School board members in the Rolling River School Division are reviewing the K-8 programming offered at the two elementary schools within the Erickson catchment area due to low enrolment levels.
"Our review committee is going to set out to answer one simple question," said Reg Klassen, superintendent of the Rolling River School Division. "Whether or not there’s another way of providing this education to the students in these communities where we perhaps don’t have to divide our resources between two K-8 programs."
Due to small class sizes and levelled-off enrolments for the past two years, Klassen said it’s time to look into whether running two separate K-8 programs is the best use of their resources.
"We have very small classes and our programming is very torn apart, so we want to review that to see if we can do that in a different way than what we currently do," he said. "Through this conversation we will have possibilities that will emerge and we will decide what is right for these communities and these schools."
The three schools included in the Erickson catchment area include Erickson Elementary School, Onanole Elementary School and Erickson Collegiate. All three schools serve the Rolling River First Nation, Sandy Lake, Erickson and Onanole communities.
During an open house meeting on Tuesday, parents of students were given the opportunity to meet Klassen and the rest of the school board members while discussing the current school year. But word of the impending school review in their communities has already spread, causing parents to wonder about the future of their child’s education and the award-winning Onanole Elementary School.
"Regardless of what it might be for, people are always concerned about change and what that might mean for them in their community or their school and more specifically for their children," Klassen said. "So we just have to be sensitive to that."
The school review process was discussed at their regular school board meeting on Sept. 5. The meeting minutes read, "the board will review the schools in the Erickson catchment with a goal to assess the feasibility of realigning the programing within the three schools in the catchment area to operate an early years, middle years and high school program in each catchment area schools."

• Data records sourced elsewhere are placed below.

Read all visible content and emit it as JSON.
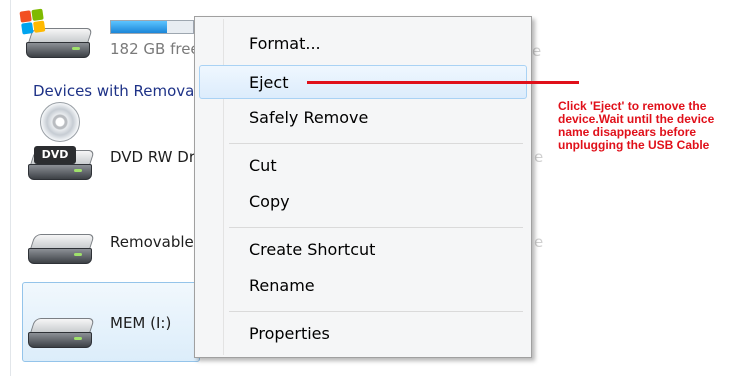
{
  "drives": {
    "system": {
      "free_text": "182 GB free",
      "storage_fraction": 0.68
    },
    "dvd": {
      "name": "DVD RW Drive",
      "badge": "DVD"
    },
    "removable": {
      "name": "Removable Disk"
    },
    "mem": {
      "name": "MEM (I:)"
    }
  },
  "sections": {
    "devices_header": "Devices with Removable Storage"
  },
  "context_menu": {
    "items": [
      {
        "label": "Format..."
      },
      {
        "label": "Eject"
      },
      {
        "label": "Safely Remove"
      },
      {
        "label": "Cut"
      },
      {
        "label": "Copy"
      },
      {
        "label": "Create Shortcut"
      },
      {
        "label": "Rename"
      },
      {
        "label": "Properties"
      }
    ],
    "highlighted": "Eject"
  },
  "annotation": {
    "text": "Click 'Eject' to remove the device.Wait until the device name disappears before unplugging the USB Cable",
    "color": "#e0101a"
  },
  "colors": {
    "section_header": "#1e3287",
    "selection_border": "#94c4ea",
    "menu_highlight_border": "#a9d2f4"
  }
}
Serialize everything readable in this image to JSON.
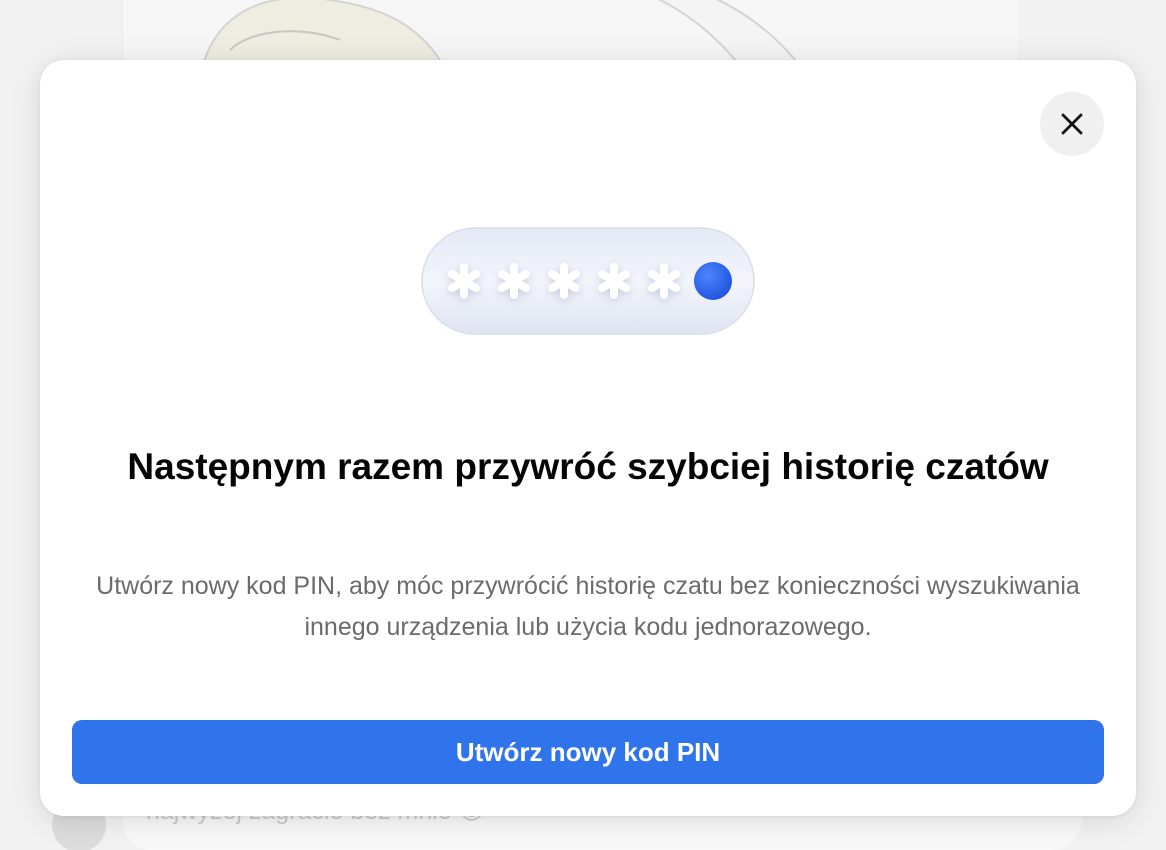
{
  "background": {
    "message_preview": "najwyżej zagracie bez mnie 😊"
  },
  "modal": {
    "title": "Następnym razem przywróć szybciej historię czatów",
    "description": "Utwórz nowy kod PIN, aby móc przywrócić historię czatu bez konieczności wyszukiwania innego urządzenia lub użycia kodu jednorazowego.",
    "primary_button_label": "Utwórz nowy kod PIN",
    "close_icon": "close-icon",
    "illustration_icon": "pin-code-illustration",
    "masked_digits_count": 5
  },
  "colors": {
    "accent": "#2f74ea",
    "pin_dot": "#2a62ee",
    "title": "#050505",
    "description": "#6b6b6f"
  }
}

Currently, there are 280 students enrolled in all three of the Erickson catchment area schools, which led some board members to question whether they should be running two K-8 programs.
"We are looking into whether our students could be served a better way," Klassen said.
Although Klassen was unable to comment on any concrete future plans for any of the schools or programs within the catchment area, there is one thing he wanted to make clear to those concerned about the future of Onanole Elementary School.
"There is no intention of closing any school because there’s a moratorium on school closures so we’re not going to close the school," he said.
The review process will involve parent advisory committees from all three schools in the area and will include a public forum, but no official meeting dates have been set.
"The conversation with communities will be planned and scheduled and we need to form a committee which will involve lots of community members and we’re going to go very slow," Klassen explained.
Klassen said division officials hope to come up with some meeting dates before students leave school for spring break.
"We don’t have any firm dates planned, but we’re hoping to set some up over the course of two to four weeks."